Jonathan Kozol was born on September 5,1936 and is an American writer, progressive activist, and educator, best known for his books on public education in the United States.
13 Facts About Jonathan Kozol
Jonathan Kozol was awarded a Rhodes Scholarship to Magdalen College, Oxford.
Jonathan Kozol did not complete his scholarship, deciding instead to go to Paris to learn to write fiction and nonfiction from experienced authors such as William Styron, Richard Wright, and others who were living in Paris at the time.
Jonathan Kozol was fired for teaching a Langston Hughes poem, as described in Death at an Early Age, and then became deeply involved in the civil rights movement.
Jonathan Kozol has been working with children in inner-city schools for more than forty years.
Jonathan Kozol is currently on the editorial board of Greater Good Magazine, published by the Greater Good Science Center at the University of California, Berkeley.

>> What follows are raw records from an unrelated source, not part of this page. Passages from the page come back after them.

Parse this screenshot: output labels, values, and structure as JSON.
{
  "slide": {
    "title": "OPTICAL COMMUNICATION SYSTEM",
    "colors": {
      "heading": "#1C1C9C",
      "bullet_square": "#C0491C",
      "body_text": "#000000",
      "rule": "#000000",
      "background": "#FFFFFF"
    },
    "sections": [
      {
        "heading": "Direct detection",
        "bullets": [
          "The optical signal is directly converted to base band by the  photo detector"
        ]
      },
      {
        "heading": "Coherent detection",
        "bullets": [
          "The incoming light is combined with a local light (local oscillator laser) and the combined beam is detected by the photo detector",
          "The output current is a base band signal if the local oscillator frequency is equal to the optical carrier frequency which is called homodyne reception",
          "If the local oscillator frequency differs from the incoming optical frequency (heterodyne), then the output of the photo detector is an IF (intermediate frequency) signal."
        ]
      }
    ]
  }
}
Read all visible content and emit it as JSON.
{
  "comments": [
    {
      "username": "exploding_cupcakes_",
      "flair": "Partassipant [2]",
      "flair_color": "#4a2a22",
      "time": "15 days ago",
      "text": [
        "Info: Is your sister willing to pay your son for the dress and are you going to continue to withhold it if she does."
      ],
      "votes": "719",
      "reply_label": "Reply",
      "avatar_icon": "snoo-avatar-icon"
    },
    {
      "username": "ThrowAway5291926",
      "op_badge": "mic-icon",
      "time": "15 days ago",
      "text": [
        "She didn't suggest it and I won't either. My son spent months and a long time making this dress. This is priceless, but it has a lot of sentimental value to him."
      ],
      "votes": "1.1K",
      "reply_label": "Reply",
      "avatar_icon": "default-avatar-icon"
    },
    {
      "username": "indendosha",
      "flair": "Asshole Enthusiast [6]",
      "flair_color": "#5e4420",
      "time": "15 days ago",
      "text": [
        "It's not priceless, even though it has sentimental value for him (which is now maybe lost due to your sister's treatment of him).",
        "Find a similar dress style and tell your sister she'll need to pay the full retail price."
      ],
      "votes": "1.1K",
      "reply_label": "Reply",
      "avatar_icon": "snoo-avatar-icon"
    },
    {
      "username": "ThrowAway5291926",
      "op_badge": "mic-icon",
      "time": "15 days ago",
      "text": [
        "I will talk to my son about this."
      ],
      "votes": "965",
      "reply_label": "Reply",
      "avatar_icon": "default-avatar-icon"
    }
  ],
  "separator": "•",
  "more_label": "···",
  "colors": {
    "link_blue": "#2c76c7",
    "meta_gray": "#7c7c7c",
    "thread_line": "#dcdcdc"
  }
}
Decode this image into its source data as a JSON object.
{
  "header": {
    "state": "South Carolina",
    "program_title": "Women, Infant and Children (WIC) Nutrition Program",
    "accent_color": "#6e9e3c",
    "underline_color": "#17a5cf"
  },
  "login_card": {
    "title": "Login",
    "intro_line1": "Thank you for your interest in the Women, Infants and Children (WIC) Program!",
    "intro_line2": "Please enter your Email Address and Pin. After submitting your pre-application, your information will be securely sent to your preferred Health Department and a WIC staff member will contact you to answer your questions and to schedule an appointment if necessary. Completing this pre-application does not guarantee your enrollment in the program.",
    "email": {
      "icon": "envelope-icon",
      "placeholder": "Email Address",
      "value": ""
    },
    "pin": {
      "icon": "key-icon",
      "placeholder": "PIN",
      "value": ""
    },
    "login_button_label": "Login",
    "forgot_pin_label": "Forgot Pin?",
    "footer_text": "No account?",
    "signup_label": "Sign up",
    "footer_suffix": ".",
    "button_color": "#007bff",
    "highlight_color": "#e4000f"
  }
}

Jonathan Kozol's contributions include the interpretation of scientific research into the roots of compassion, altruism, and peaceful human relationships.
Jonathan Kozol published Ordinary Resurrections: Children in the Years of Hope in 2000 and The Shame of the Nation: The Restoration of Apartheid Schooling in America was released September 13,2005.
Jonathan Kozol is still active in advocating for integrated public education in the United States and is a critic of the school voucher movement.
Jonathan Kozol continues to condemn the inequalities of education and the apparently worsening segregation of black and Hispanic children from white children in the segregated public schools of almost every major city of the nation.
Jonathan Kozol finds that in school districts whose taxpayers and property-owners are relatively wealthy, the per-child annual spending is much higher than in school districts where poor people live.
Jonathan Kozol asks rhetorically whether it is right that the place of one's birth should determine the quality of one's education.
Jonathan Kozol founded The Education Action Fund, which serves as a nonprofit charitable fund that provides direct assistance to many of the children and families profiled in his books.